11 July 2007, Ankara – FAO Director-General Jacques Diouf today conferred FAO’s highest award, the Agricola Medal, on Turkish Prime Minister Recep Tayyip Erdogan in recognition of his
contribution to agricultural and social development in Turkey.
The ceremony took place at FAO’s new Subregional Office for Central Asia which the Director-General, together with Prime Minister Erdogan, formally inaugurated today. The Office was set up last
year as part of FAO’s ongoing decentralization policy, with Turkey providing premises and contributing staff and funding.
“Please accept this Agricola Medal as a token of FAO’s and my personal esteem and respect for all your admirable efforts on behalf of your country’s agriculture and food security,” Dr Diouf
told the Premier.
Major reform programme
Under Prime Minister Erdogan, Turkey has launched a major Agricultural Reform Project which aims to provide direct incentives to farmers to significantly increase production and exports and
raise rural incomes and food security.
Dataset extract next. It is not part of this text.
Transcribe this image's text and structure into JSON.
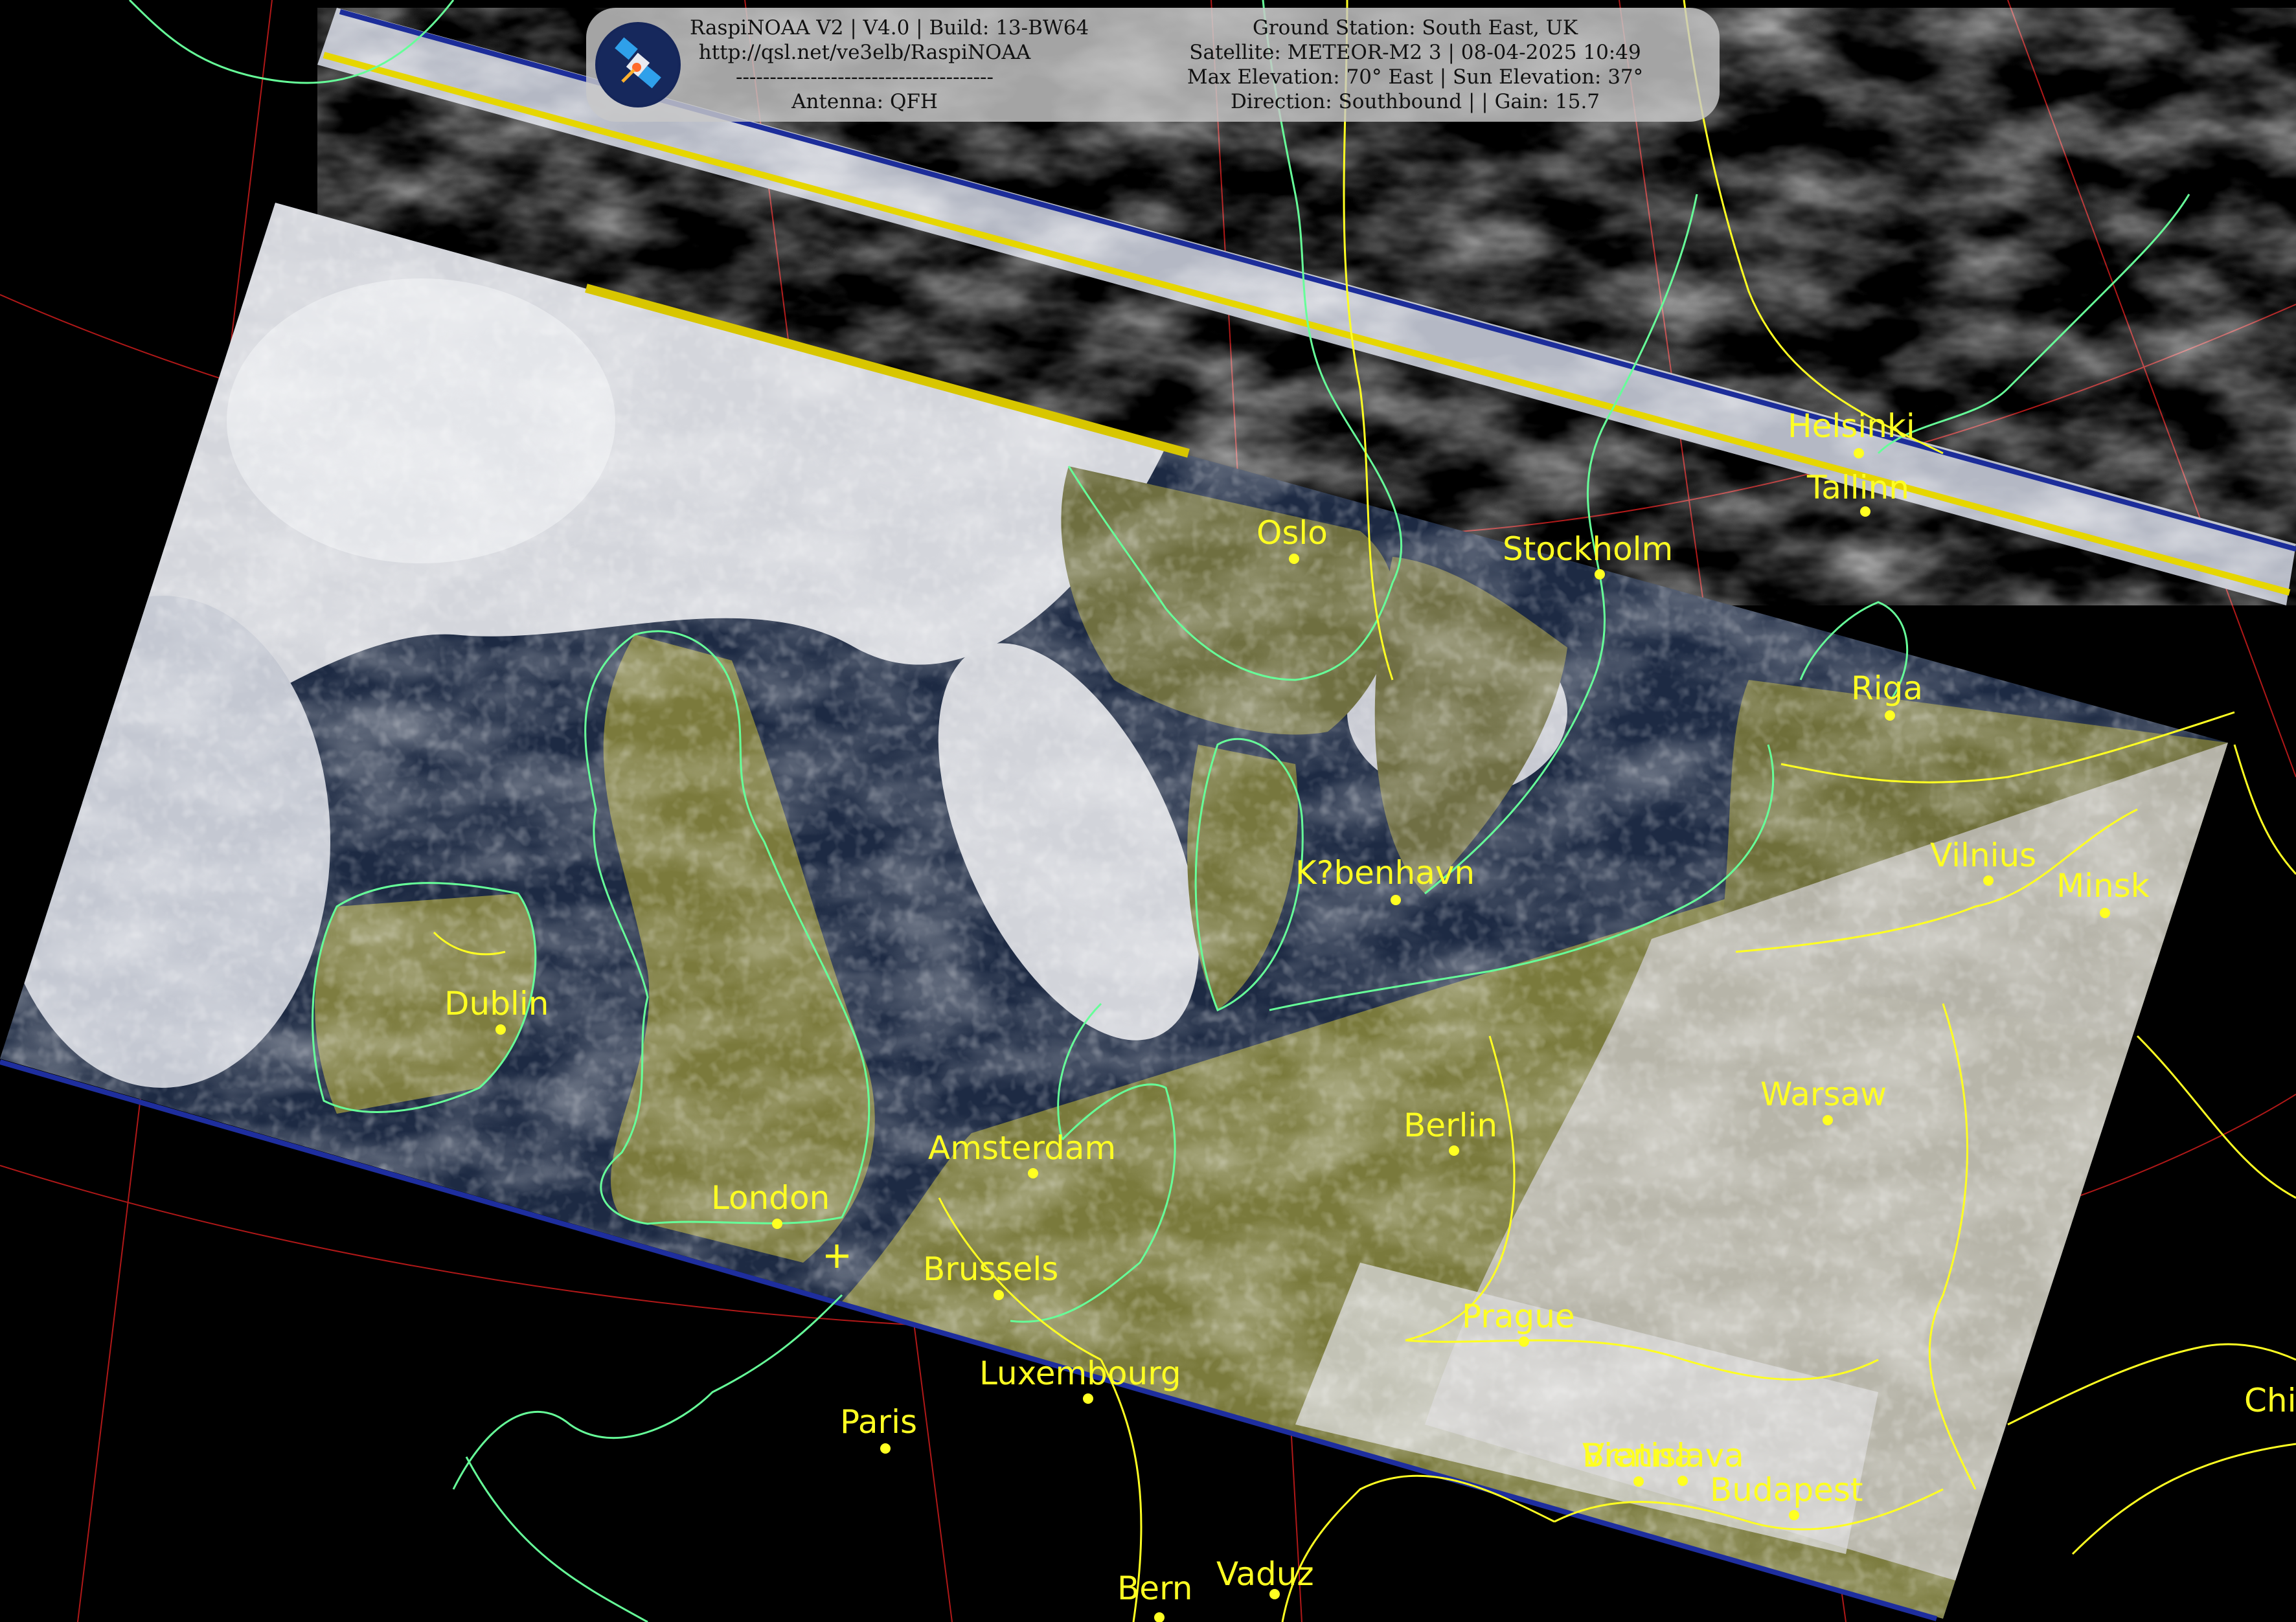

Dr Diouf noted that Turkey is one of the few emerging countries directly participating in food aid operations, to which it has donated millions of dollars through the World Food Programme over
the past few years.
Previous recipients of the Agricola Medal include King Bhumibol Adulyadej of Thailand, French President Jacques Chirac, Chinese President Jiang Zemin, Pope John Paul II, President Hosni Mubarak
of Egypt, Spanish Prime Minister José María Aznar, and President Johannes Rau of Germany.
Central Asia Subregional Office
The newly inaugurated Subregional Office for Central Asia offers agricultural policy and technical expertise to seven countries – Azerbaijan, Kazakhstan, Kyrgyzstan, Tajikistan, Turkmenistan,
Turkey and Uzbekistan.
The Office fields a multi-disciplinary team of seven FAO experts while Turkey will assign seven junior professional staff to be seconded on a two-year rolling basis to work alongside
Dr Diouf also took part in an international conference on “Making Globalization Work for the Least Developed Countries”. The three-day meeting, attended by more than 20 ministers from
LDCs, senior UN figures, academics and experts, discussed the challenges and opportunities presented by globalization to the world’s poorest nations.